Lawsuits Against Uber and Potential Gaps in Insurance Coverage
Uber is currently involved in various regulatory and employment lawsuits while cases involving personal injury and even death have exposed gaps in insurance coverage. The gaps in coverage become apparent when one looks at the tragic incident which occurred on New Year’s Eve in San Francisco in which a six year old girl was killed. Uber issued a statement that the accident “did not involve a vehicle or provider doing a trip on the Uber system.” Later it updated that statement to clarify that “the driver in question was a partner of Uber … the driver was not providing services on the Uber system during the time of the accident.” In other words, the driver was not “in transit to or during a TNC trip” for purposes of the California Public Utility Commission regulations.
In cases such as the San Francisco incident, the distinction between UberX and Uber Black is significant as it may mean the difference between a small personal auto policy and a million dollar commercial policy. UberX drivers are considered contractors and they are only covered under Uber insurance policies while actively working a fare. The driver in the San Fransicso case was an UberX driver not actively carrying a fare at the time of the accident. On the other hand, Uber Black has commercial insurance that covers the drivers the entire time they are on the road.
The wrongful death lawsuit filed in connection with this incident claims that the driver was logged on to the Uber app at the time of the accident. This means that the driver involved showed up for Uber users looking for a ride as available at the time of the accident. The lawsuit argues that whether or not the driver has the fare, if they are logged into the app, they are creating a benefit for Uber and should be covered by the company. Facts have emerged in the wrongful death case that the driver had already serviced one Uber fare prior to the crash and was simply waiting on a new customer when the tragedy occurred. The lawsuit also implies that UberX drivers without a fare are more impaired than drivers with passengers because they are using their phones to connect with and obtain new customers.
Future Questions Remain
Watching the California case should provide interesting insight as to how these cases will be handled in the future, but at this point we have far more questions than answers.
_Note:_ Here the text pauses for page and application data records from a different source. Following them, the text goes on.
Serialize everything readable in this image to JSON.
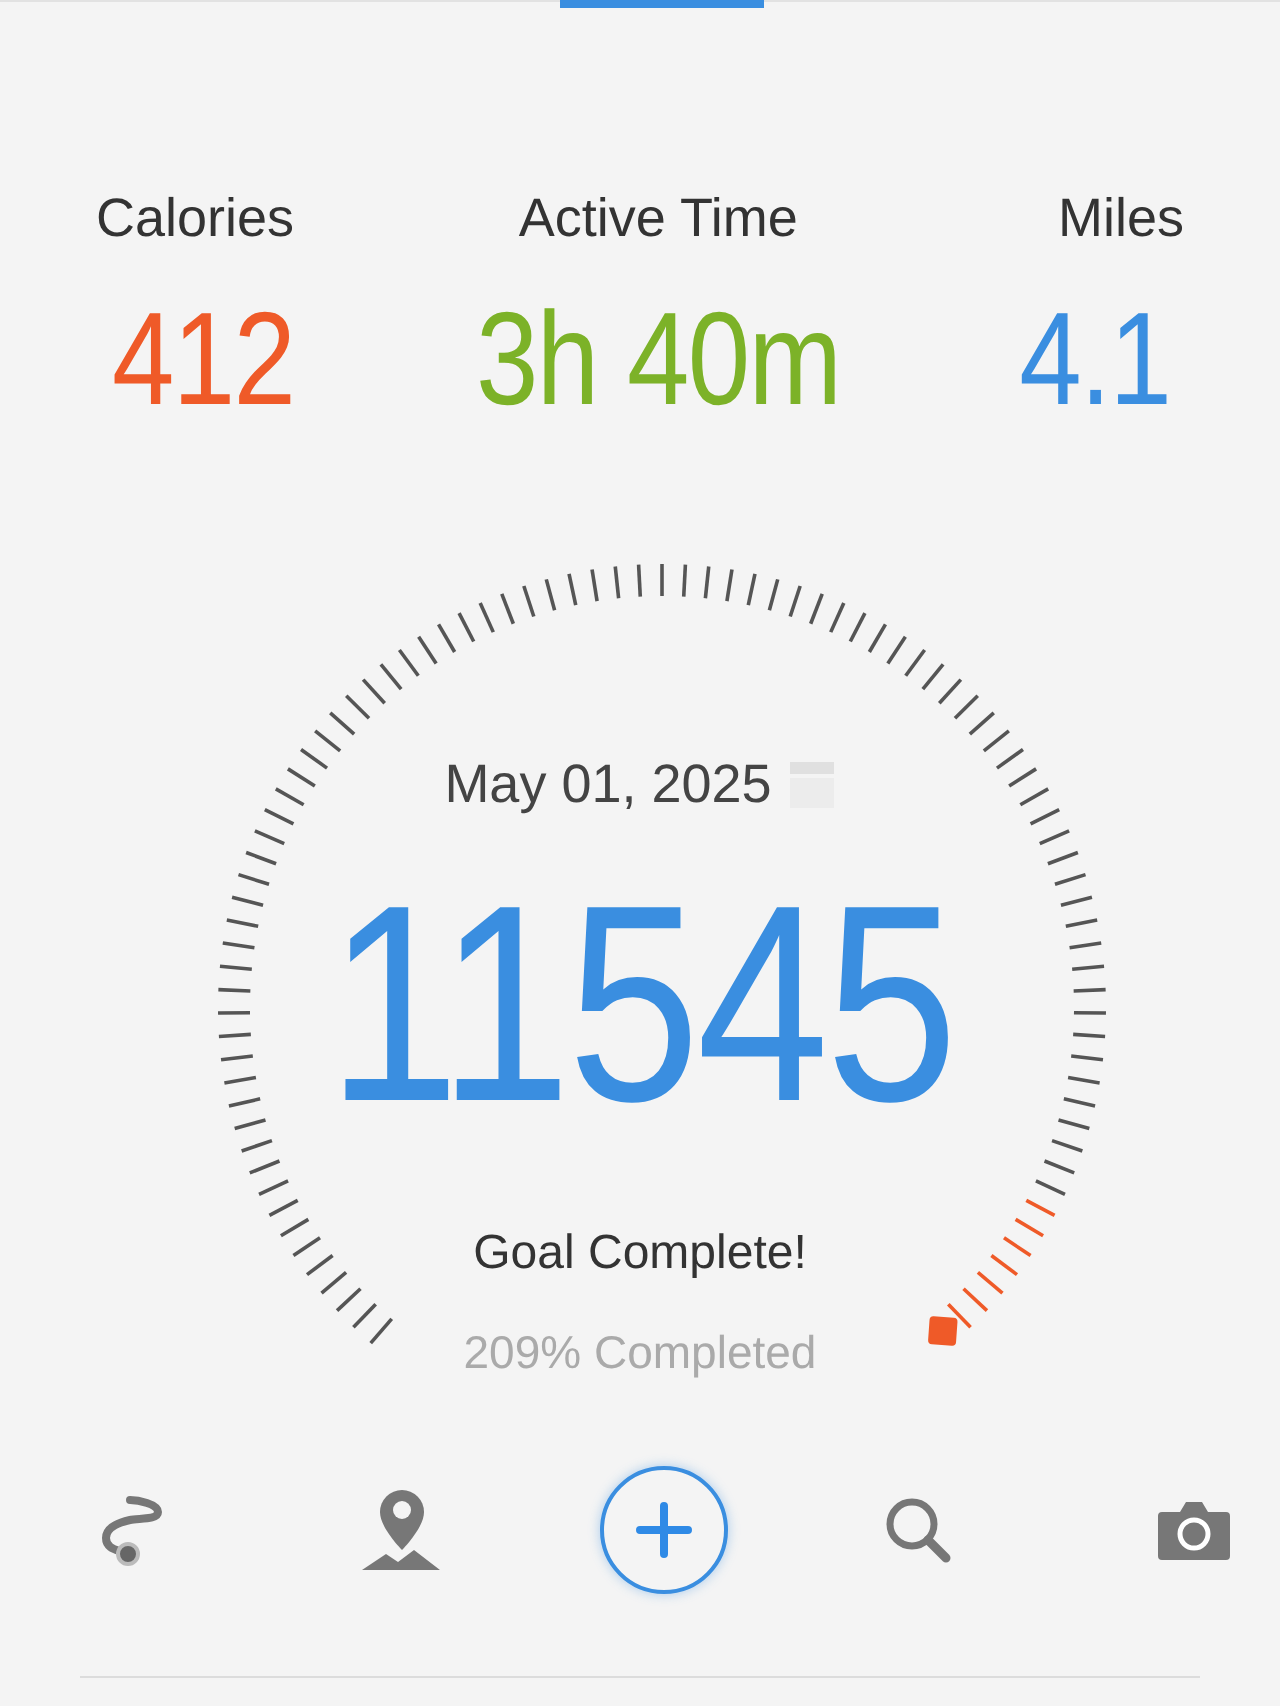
{
  "stats": [
    {
      "label": "Calories",
      "value": "412",
      "color": "#ef5a28"
    },
    {
      "label": "Active Time",
      "value": "3h 40m",
      "color": "#7cb228"
    },
    {
      "label": "Miles",
      "value": "4.1",
      "color": "#3a8ee0"
    }
  ],
  "gauge": {
    "date": "May 01, 2025",
    "steps": "11545",
    "goal_text": "Goal Complete!",
    "percent_text": "209% Completed"
  },
  "toolbar": [
    {
      "kind": "route"
    },
    {
      "kind": "map"
    },
    {
      "kind": "add"
    },
    {
      "kind": "search"
    },
    {
      "kind": "camera"
    }
  ]
}
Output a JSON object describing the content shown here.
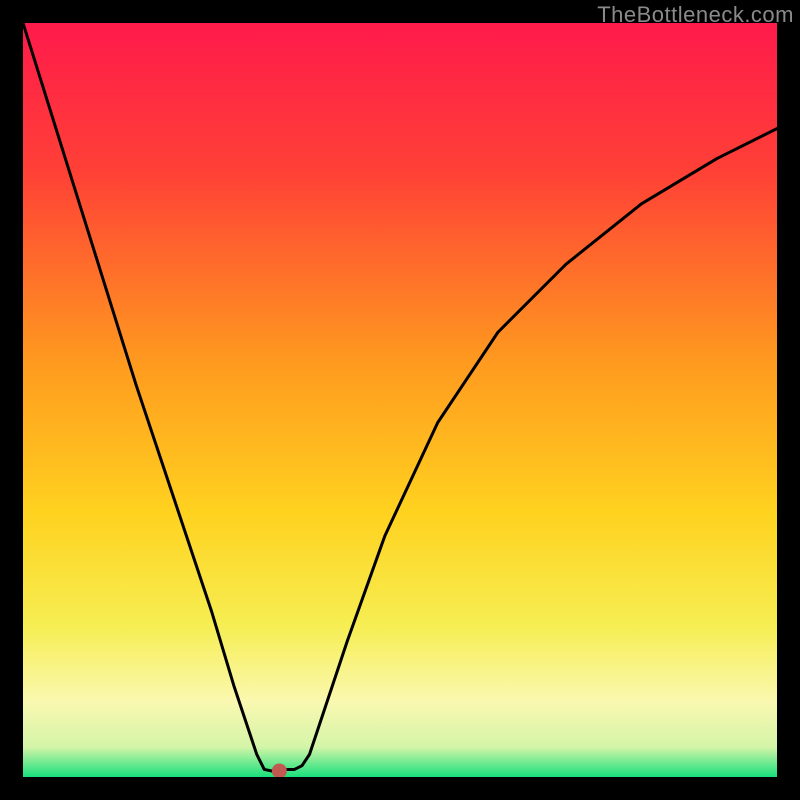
{
  "watermark": "TheBottleneck.com",
  "chart_data": {
    "type": "line",
    "title": "",
    "xlabel": "",
    "ylabel": "",
    "xlim": [
      0,
      100
    ],
    "ylim": [
      0,
      100
    ],
    "gradient_stops": [
      {
        "offset": 0,
        "color": "#ff1a4b"
      },
      {
        "offset": 20,
        "color": "#ff4136"
      },
      {
        "offset": 45,
        "color": "#ff9a1f"
      },
      {
        "offset": 65,
        "color": "#ffd21f"
      },
      {
        "offset": 80,
        "color": "#f6ee53"
      },
      {
        "offset": 90,
        "color": "#faf8b0"
      },
      {
        "offset": 96,
        "color": "#d4f5a8"
      },
      {
        "offset": 100,
        "color": "#18e07c"
      }
    ],
    "series": [
      {
        "name": "bottleneck-curve",
        "x": [
          0,
          5,
          10,
          15,
          20,
          25,
          28,
          30,
          31,
          32,
          33,
          34,
          35,
          36,
          37,
          38,
          40,
          43,
          48,
          55,
          63,
          72,
          82,
          92,
          100
        ],
        "y": [
          100,
          84,
          68,
          52,
          37,
          22,
          12,
          6,
          3,
          1,
          0.8,
          0.8,
          1,
          1,
          1.5,
          3,
          9,
          18,
          32,
          47,
          59,
          68,
          76,
          82,
          86
        ]
      }
    ],
    "marker": {
      "x": 34,
      "y": 0.8,
      "color": "#c05a50",
      "radius": 7.5
    }
  }
}
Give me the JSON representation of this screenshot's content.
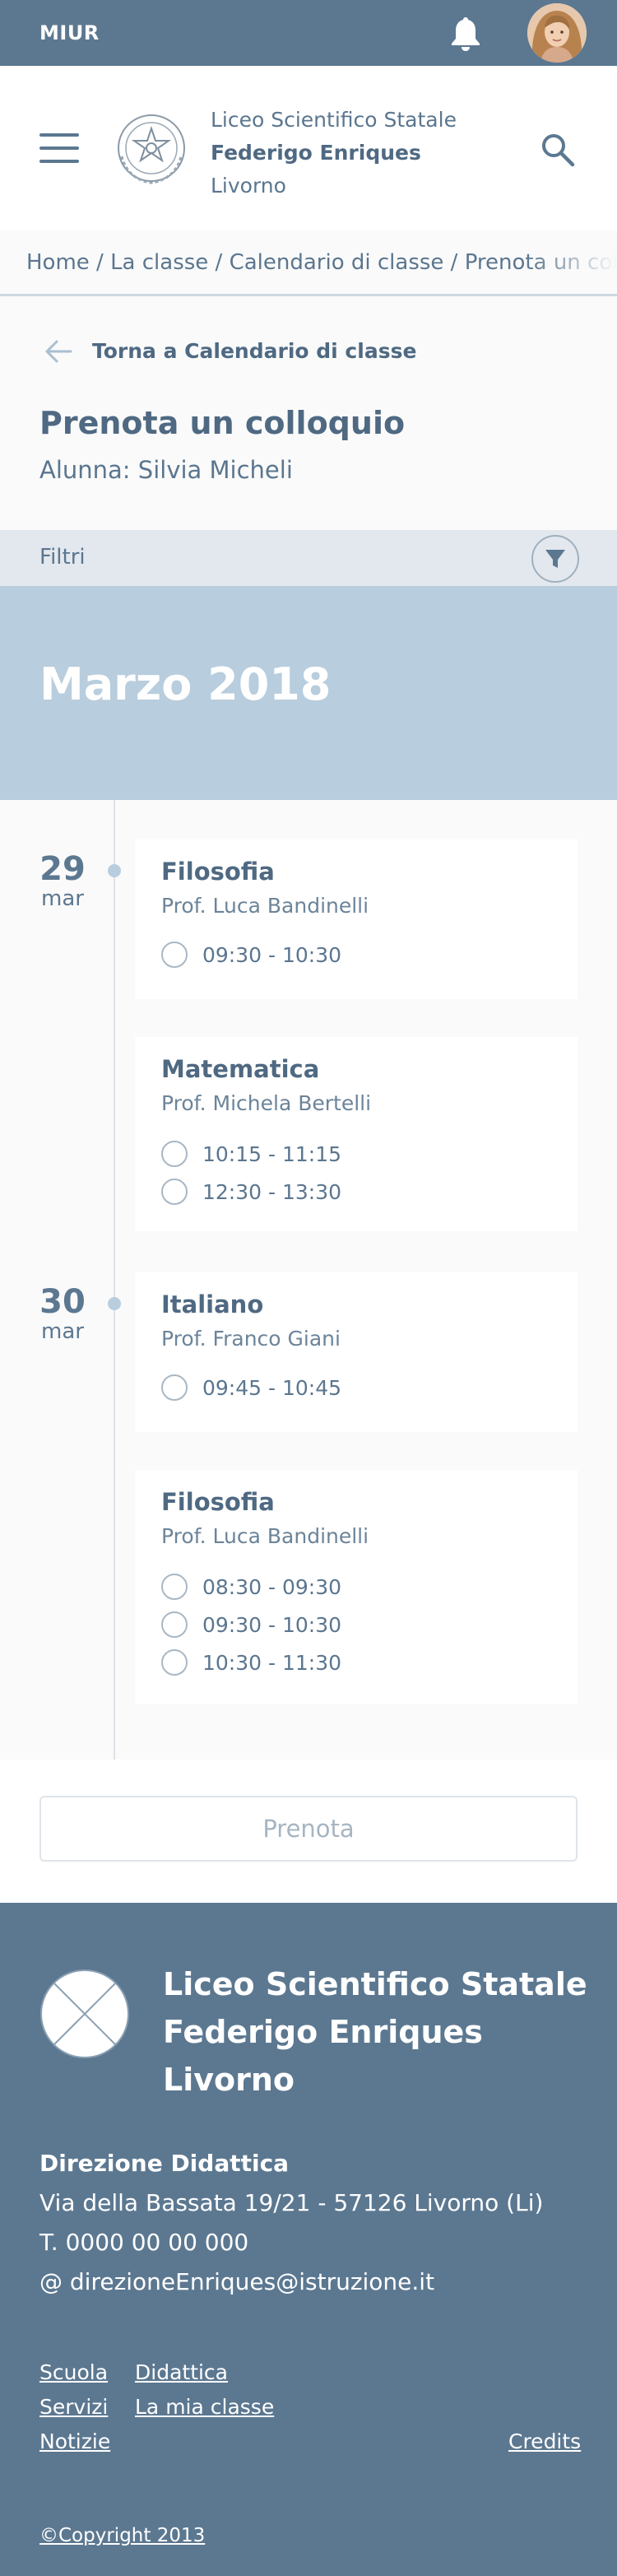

Will the California regulations close the gap and require coverage between fares? Are UberX drivers independent contractors or employees? Will the courts draw a distinction between UberX passengers who have arguably “assumed the risk” and bystanders injured in an accident? Will courts find that Uber is liable for not requiring more experienced drivers? Will the Courts find that the Communications Decency Act protects Uber as an information content provider? Will the Courts find that like the Domino’s and Jimmy John’s cases, the Uber policy requiring that drivers respond quickly to customers creates a hazard? For now, more questions than answers remain, but check back for updates on the latest developments.
Allen & Gooch is providing this legal update for informational purposes only. This article should not be construed as legal advice or a legal opinion as to any specific facts or circumstances. You should consult your own attorney concerning your particular situation and any specific legal questions you may have.